§ **What you should do**: What is needed is a faithful copy of all the entries, with no pictures in it.

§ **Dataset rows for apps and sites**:
------------------------------

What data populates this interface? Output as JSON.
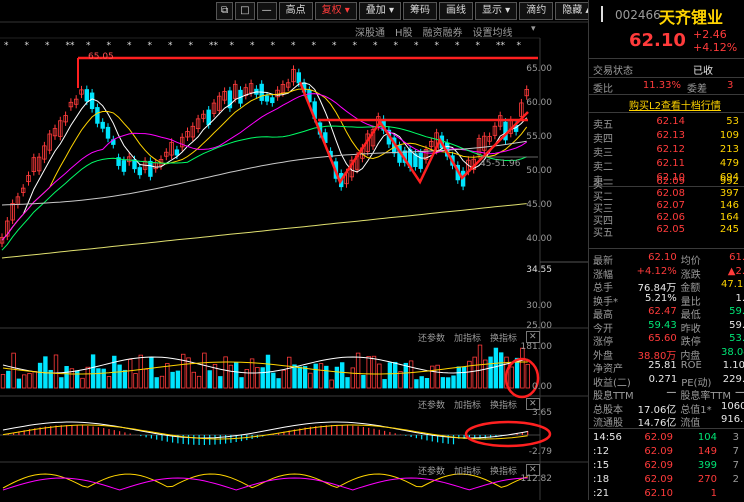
{
  "toolbar": {
    "buttons": [
      "高点",
      "复权",
      "叠加",
      "筹码",
      "画线",
      "显示",
      "滴约",
      "隐藏"
    ],
    "icon_names": [
      "restore-icon",
      "min-window-icon",
      "collapse-icon",
      "plus-icon",
      "minus-icon"
    ],
    "window_controls": [
      "▲",
      "▼",
      "✕"
    ]
  },
  "subbar": {
    "items": [
      "深股通",
      "H股",
      "融资融券",
      "设置均线"
    ]
  },
  "price_axis": [
    "65.00",
    "60.00",
    "55.00",
    "50.00",
    "45.00",
    "40.00",
    "34.55",
    "30.00",
    "25.00"
  ],
  "annotations": {
    "high_label": "65.05",
    "low_label": "45-51.96"
  },
  "volume": {
    "tools": [
      "还参数",
      "加指标",
      "换指标"
    ],
    "axis": [
      "181.00",
      "0.00"
    ]
  },
  "macd": {
    "tools": [
      "还参数",
      "加指标",
      "换指标"
    ],
    "axis": [
      "3.65",
      "-2.79"
    ]
  },
  "third": {
    "tools": [
      "还参数",
      "加指标",
      "换指标"
    ],
    "axis": [
      "112.82"
    ]
  },
  "stock": {
    "code": "002466",
    "name": "天齐锂业",
    "price": "62.10",
    "change": "+2.46",
    "pct": "+4.12%"
  },
  "panel": {
    "status_label": "交易状态",
    "status_value": "已收",
    "ratio_label": "委比",
    "ratio_value": "11.33%",
    "diff_label": "委差",
    "diff_value": "3",
    "l2_link": "购买L2查看十档行情"
  },
  "order_book": {
    "asks": [
      {
        "label": "卖五",
        "price": "62.14",
        "vol": "53"
      },
      {
        "label": "卖四",
        "price": "62.13",
        "vol": "109"
      },
      {
        "label": "卖三",
        "price": "62.12",
        "vol": "213"
      },
      {
        "label": "卖二",
        "price": "62.11",
        "vol": "479"
      },
      {
        "label": "卖一",
        "price": "62.10",
        "vol": "694"
      }
    ],
    "bids": [
      {
        "label": "买一",
        "price": "62.09",
        "vol": "992"
      },
      {
        "label": "买二",
        "price": "62.08",
        "vol": "397"
      },
      {
        "label": "买三",
        "price": "62.07",
        "vol": "146"
      },
      {
        "label": "买四",
        "price": "62.06",
        "vol": "164"
      },
      {
        "label": "买五",
        "price": "62.05",
        "vol": "245"
      }
    ]
  },
  "quotes": [
    {
      "l1": "最新",
      "v1": "62.10",
      "c1": "red",
      "l2": "均价",
      "v2": "61.",
      "c2": "red"
    },
    {
      "l1": "涨幅",
      "v1": "+4.12%",
      "c1": "red",
      "l2": "涨跌",
      "v2": "▲2.",
      "c2": "red"
    },
    {
      "l1": "总手",
      "v1": "76.84万",
      "c1": "white",
      "l2": "金额",
      "v2": "47.18",
      "c2": "yellow"
    },
    {
      "l1": "换手*",
      "v1": "5.21%",
      "c1": "white",
      "l2": "量比",
      "v2": "1.",
      "c2": "white"
    },
    {
      "l1": "最高",
      "v1": "62.47",
      "c1": "red",
      "l2": "最低",
      "v2": "59.",
      "c2": "green"
    },
    {
      "l1": "今开",
      "v1": "59.43",
      "c1": "green",
      "l2": "昨收",
      "v2": "59.",
      "c2": "white"
    },
    {
      "l1": "涨停",
      "v1": "65.60",
      "c1": "red",
      "l2": "跌停",
      "v2": "53.",
      "c2": "green"
    },
    {
      "l1": "外盘",
      "v1": "38.80万",
      "c1": "red",
      "l2": "内盘",
      "v2": "38.04",
      "c2": "green"
    },
    {
      "l1": "净资产",
      "v1": "25.81",
      "c1": "white",
      "l2": "ROE",
      "v2": "1.10",
      "c2": "white"
    },
    {
      "l1": "收益(二)",
      "v1": "0.271",
      "c1": "white",
      "l2": "PE(动)",
      "v2": "229.",
      "c2": "white"
    },
    {
      "l1": "股息TTM",
      "v1": "—",
      "c1": "white",
      "l2": "股息率TTM",
      "v2": "—",
      "c2": "white"
    },
    {
      "l1": "总股本",
      "v1": "17.06亿",
      "c1": "white",
      "l2": "总值1*",
      "v2": "1060",
      "c2": "white"
    },
    {
      "l1": "流通股",
      "v1": "14.76亿",
      "c1": "white",
      "l2": "流值",
      "v2": "916.3",
      "c2": "white"
    }
  ],
  "ticks": [
    {
      "time": "14:56",
      "price": "62.09",
      "vol": "104",
      "n": "3",
      "pc": "red",
      "vc": "green"
    },
    {
      "time": ":12",
      "price": "62.09",
      "vol": "149",
      "n": "7",
      "pc": "red",
      "vc": "red"
    },
    {
      "time": ":15",
      "price": "62.09",
      "vol": "399",
      "n": "7",
      "pc": "red",
      "vc": "green"
    },
    {
      "time": ":18",
      "price": "62.09",
      "vol": "270",
      "n": "2",
      "pc": "red",
      "vc": "red"
    },
    {
      "time": ":21",
      "price": "62.10",
      "vol": "1",
      "n": "",
      "pc": "red",
      "vc": "red"
    }
  ],
  "colors": {
    "up": "#ff3b3b",
    "down": "#00e5ff",
    "ma5": "#ffffff",
    "ma10": "#ffd400",
    "ma20": "#ff00ff",
    "ma60": "#00ff66",
    "ma120": "#c8c8c8",
    "ma250": "#e0e070",
    "annotation": "#ff2020"
  }
}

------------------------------

§ **Task answer**:
What data populates this interface? Output as JSON.
{
  "toolbar": {
    "buttons": [
      "高点",
      "复权",
      "叠加",
      "筹码",
      "画线",
      "显示",
      "滴约",
      "隐藏"
    ],
    "icon_names": [
      "restore-icon",
      "min-window-icon",
      "collapse-icon",
      "plus-icon",
      "minus-icon"
    ],
    "window_controls": [
      "▲",
      "▼",
      "✕"
    ]
  },
  "subbar": {
    "items": [
      "深股通",
      "H股",
      "融资融券",
      "设置均线"
    ]
  },
  "price_axis": [
    "65.00",
    "60.00",
    "55.00",
    "50.00",
    "45.00",
    "40.00",
    "34.55",
    "30.00",
    "25.00"
  ],
  "annotations": {
    "high_label": "65.05",
    "low_label": "45-51.96"
  },
  "volume": {
    "tools": [
      "还参数",
      "加指标",
      "换指标"
    ],
    "axis": [
      "181.00",
      "0.00"
    ]
  },
  "macd": {
    "tools": [
      "还参数",
      "加指标",
      "换指标"
    ],
    "axis": [
      "3.65",
      "-2.79"
    ]
  },
  "third": {
    "tools": [
      "还参数",
      "加指标",
      "换指标"
    ],
    "axis": [
      "112.82"
    ]
  },
  "stock": {
    "code": "002466",
    "name": "天齐锂业",
    "price": "62.10",
    "change": "+2.46",
    "pct": "+4.12%"
  },
  "panel": {
    "status_label": "交易状态",
    "status_value": "已收",
    "ratio_label": "委比",
    "ratio_value": "11.33%",
    "diff_label": "委差",
    "diff_value": "3",
    "l2_link": "购买L2查看十档行情"
  },
  "order_book": {
    "asks": [
      {
        "label": "卖五",
        "price": "62.14",
        "vol": "53"
      },
      {
        "label": "卖四",
        "price": "62.13",
        "vol": "109"
      },
      {
        "label": "卖三",
        "price": "62.12",
        "vol": "213"
      },
      {
        "label": "卖二",
        "price": "62.11",
        "vol": "479"
      },
      {
        "label": "卖一",
        "price": "62.10",
        "vol": "694"
      }
    ],
    "bids": [
      {
        "label": "买一",
        "price": "62.09",
        "vol": "992"
      },
      {
        "label": "买二",
        "price": "62.08",
        "vol": "397"
      },
      {
        "label": "买三",
        "price": "62.07",
        "vol": "146"
      },
      {
        "label": "买四",
        "price": "62.06",
        "vol": "164"
      },
      {
        "label": "买五",
        "price": "62.05",
        "vol": "245"
      }
    ]
  },
  "quotes": [
    {
      "l1": "最新",
      "v1": "62.10",
      "c1": "red",
      "l2": "均价",
      "v2": "61.",
      "c2": "red"
    },
    {
      "l1": "涨幅",
      "v1": "+4.12%",
      "c1": "red",
      "l2": "涨跌",
      "v2": "▲2.",
      "c2": "red"
    },
    {
      "l1": "总手",
      "v1": "76.84万",
      "c1": "white",
      "l2": "金额",
      "v2": "47.18",
      "c2": "yellow"
    },
    {
      "l1": "换手*",
      "v1": "5.21%",
      "c1": "white",
      "l2": "量比",
      "v2": "1.",
      "c2": "white"
    },
    {
      "l1": "最高",
      "v1": "62.47",
      "c1": "red",
      "l2": "最低",
      "v2": "59.",
      "c2": "green"
    },
    {
      "l1": "今开",
      "v1": "59.43",
      "c1": "green",
      "l2": "昨收",
      "v2": "59.",
      "c2": "white"
    },
    {
      "l1": "涨停",
      "v1": "65.60",
      "c1": "red",
      "l2": "跌停",
      "v2": "53.",
      "c2": "green"
    },
    {
      "l1": "外盘",
      "v1": "38.80万",
      "c1": "red",
      "l2": "内盘",
      "v2": "38.04",
      "c2": "green"
    },
    {
      "l1": "净资产",
      "v1": "25.81",
      "c1": "white",
      "l2": "ROE",
      "v2": "1.10",
      "c2": "white"
    },
    {
      "l1": "收益(二)",
      "v1": "0.271",
      "c1": "white",
      "l2": "PE(动)",
      "v2": "229.",
      "c2": "white"
    },
    {
      "l1": "股息TTM",
      "v1": "—",
      "c1": "white",
      "l2": "股息率TTM",
      "v2": "—",
      "c2": "white"
    },
    {
      "l1": "总股本",
      "v1": "17.06亿",
      "c1": "white",
      "l2": "总值1*",
      "v2": "1060",
      "c2": "white"
    },
    {
      "l1": "流通股",
      "v1": "14.76亿",
      "c1": "white",
      "l2": "流值",
      "v2": "916.3",
      "c2": "white"
    }
  ],
  "ticks": [
    {
      "time": "14:56",
      "price": "62.09",
      "vol": "104",
      "n": "3",
      "pc": "red",
      "vc": "green"
    },
    {
      "time": ":12",
      "price": "62.09",
      "vol": "149",
      "n": "7",
      "pc": "red",
      "vc": "red"
    },
    {
      "time": ":15",
      "price": "62.09",
      "vol": "399",
      "n": "7",
      "pc": "red",
      "vc": "green"
    },
    {
      "time": ":18",
      "price": "62.09",
      "vol": "270",
      "n": "2",
      "pc": "red",
      "vc": "red"
    },
    {
      "time": ":21",
      "price": "62.10",
      "vol": "1",
      "n": "",
      "pc": "red",
      "vc": "red"
    }
  ],
  "colors": {
    "up": "#ff3b3b",
    "down": "#00e5ff",
    "ma5": "#ffffff",
    "ma10": "#ffd400",
    "ma20": "#ff00ff",
    "ma60": "#00ff66",
    "ma120": "#c8c8c8",
    "ma250": "#e0e070",
    "annotation": "#ff2020"
  }
}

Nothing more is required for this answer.